━━ Dataset excerpts ━━

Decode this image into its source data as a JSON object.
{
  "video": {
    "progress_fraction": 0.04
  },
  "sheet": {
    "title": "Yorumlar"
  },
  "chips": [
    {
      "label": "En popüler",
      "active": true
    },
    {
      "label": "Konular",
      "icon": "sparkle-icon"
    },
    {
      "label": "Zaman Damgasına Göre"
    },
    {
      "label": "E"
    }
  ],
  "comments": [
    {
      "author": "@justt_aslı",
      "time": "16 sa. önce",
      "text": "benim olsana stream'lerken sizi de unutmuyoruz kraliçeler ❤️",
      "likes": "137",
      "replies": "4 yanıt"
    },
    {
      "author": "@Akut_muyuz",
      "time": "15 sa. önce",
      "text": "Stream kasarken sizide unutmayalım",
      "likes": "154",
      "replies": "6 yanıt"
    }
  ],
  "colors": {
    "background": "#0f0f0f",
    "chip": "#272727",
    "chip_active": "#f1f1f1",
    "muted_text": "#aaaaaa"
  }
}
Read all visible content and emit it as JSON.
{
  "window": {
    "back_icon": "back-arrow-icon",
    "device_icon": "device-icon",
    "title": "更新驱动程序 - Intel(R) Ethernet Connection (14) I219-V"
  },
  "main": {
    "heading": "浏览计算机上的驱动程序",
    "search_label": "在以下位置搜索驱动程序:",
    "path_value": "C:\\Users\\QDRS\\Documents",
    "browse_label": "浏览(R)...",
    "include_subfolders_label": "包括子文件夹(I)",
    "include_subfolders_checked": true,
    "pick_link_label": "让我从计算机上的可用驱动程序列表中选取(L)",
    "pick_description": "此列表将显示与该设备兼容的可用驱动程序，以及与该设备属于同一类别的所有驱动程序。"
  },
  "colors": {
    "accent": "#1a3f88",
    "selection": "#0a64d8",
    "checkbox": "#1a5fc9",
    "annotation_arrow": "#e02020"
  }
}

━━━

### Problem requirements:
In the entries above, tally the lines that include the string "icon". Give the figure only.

### Reply to the task:
3